▶ **DATA FOR REVIEW**:
========================================
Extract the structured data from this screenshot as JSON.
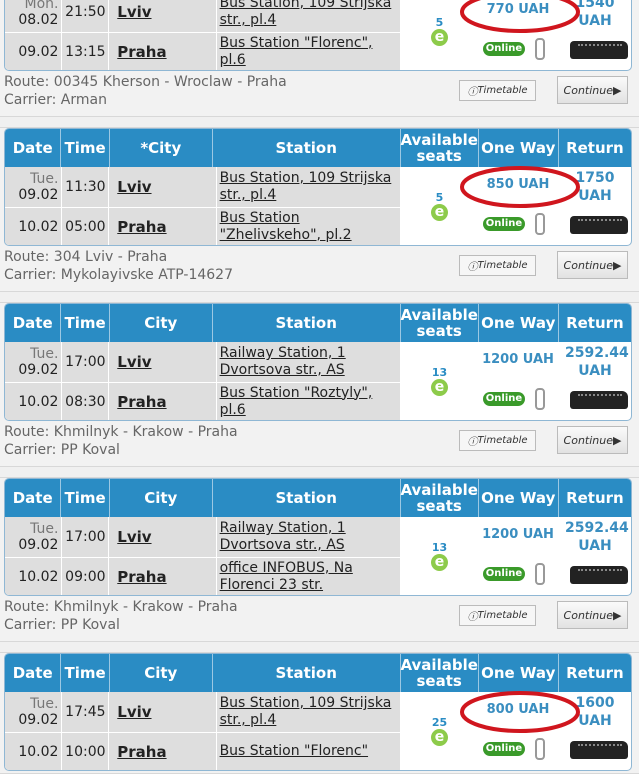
{
  "headers": {
    "date": "Date",
    "time": "Time",
    "city": "City",
    "city_sorted": "*City",
    "station": "Station",
    "seats": "Available seats",
    "one_way": "One Way",
    "return": "Return"
  },
  "labels": {
    "timetable": "Timetable",
    "continue": "Continue",
    "online": "Online",
    "e": "e"
  },
  "colors": {
    "header": "#2a8cc4",
    "price": "#3a8ec0",
    "online": "#3a9a2a",
    "annotation": "#d0161e"
  },
  "trips": [
    {
      "show_header": false,
      "dep": {
        "dow": "Mon.",
        "date": "08.02",
        "time": "21:50",
        "city": "Lviv",
        "station": "Bus Station, 109 Strijska str., pl.4"
      },
      "arr": {
        "date": "09.02",
        "time": "13:15",
        "city": "Praha",
        "station": "Bus Station \"Florenc\", pl.6"
      },
      "seats": "5",
      "one_way": "770 UAH",
      "return": "1540 UAH",
      "circled": true,
      "route": "Route: 00345 Kherson - Wroclaw - Praha",
      "carrier": "Carrier: Arman"
    },
    {
      "show_header": true,
      "city_header": "*City",
      "dep": {
        "dow": "Tue.",
        "date": "09.02",
        "time": "11:30",
        "city": "Lviv",
        "station": "Bus Station, 109 Strijska str., pl.4"
      },
      "arr": {
        "date": "10.02",
        "time": "05:00",
        "city": "Praha",
        "station": "Bus Station \"Zhelivskeho\", pl.2"
      },
      "seats": "5",
      "one_way": "850 UAH",
      "return": "1750 UAH",
      "circled": true,
      "route": "Route: 304 Lviv - Praha",
      "carrier": "Carrier: Mykolayivske ATP-14627"
    },
    {
      "show_header": true,
      "city_header": "City",
      "dep": {
        "dow": "Tue.",
        "date": "09.02",
        "time": "17:00",
        "city": "Lviv",
        "station": "Railway Station, 1 Dvortsova str., AS"
      },
      "arr": {
        "date": "10.02",
        "time": "08:30",
        "city": "Praha",
        "station": "Bus Station \"Roztyly\", pl.6"
      },
      "seats": "13",
      "one_way": "1200 UAH",
      "return": "2592.44 UAH",
      "circled": false,
      "route": "Route: Khmilnyk - Krakow - Praha",
      "carrier": "Carrier: PP Koval"
    },
    {
      "show_header": true,
      "city_header": "City",
      "dep": {
        "dow": "Tue.",
        "date": "09.02",
        "time": "17:00",
        "city": "Lviv",
        "station": "Railway Station, 1 Dvortsova str., AS"
      },
      "arr": {
        "date": "10.02",
        "time": "09:00",
        "city": "Praha",
        "station": "office INFOBUS, Na Florenci 23 str."
      },
      "seats": "13",
      "one_way": "1200 UAH",
      "return": "2592.44 UAH",
      "circled": false,
      "route": "Route: Khmilnyk - Krakow - Praha",
      "carrier": "Carrier: PP Koval"
    },
    {
      "show_header": true,
      "city_header": "City",
      "dep": {
        "dow": "Tue.",
        "date": "09.02",
        "time": "17:45",
        "city": "Lviv",
        "station": "Bus Station, 109 Strijska str., pl.4"
      },
      "arr": {
        "date": "10.02",
        "time": "10:00",
        "city": "Praha",
        "station": "Bus Station \"Florenc\""
      },
      "seats": "25",
      "one_way": "800 UAH",
      "return": "1600 UAH",
      "circled": true
    }
  ]
}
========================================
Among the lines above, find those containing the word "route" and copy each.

      "route": "Route: 00345 Kherson - Wroclaw - Praha",
      "route": "Route: 304 Lviv - Praha",
      "route": "Route: Khmilnyk - Krakow - Praha",
      "route": "Route: Khmilnyk - Krakow - Praha",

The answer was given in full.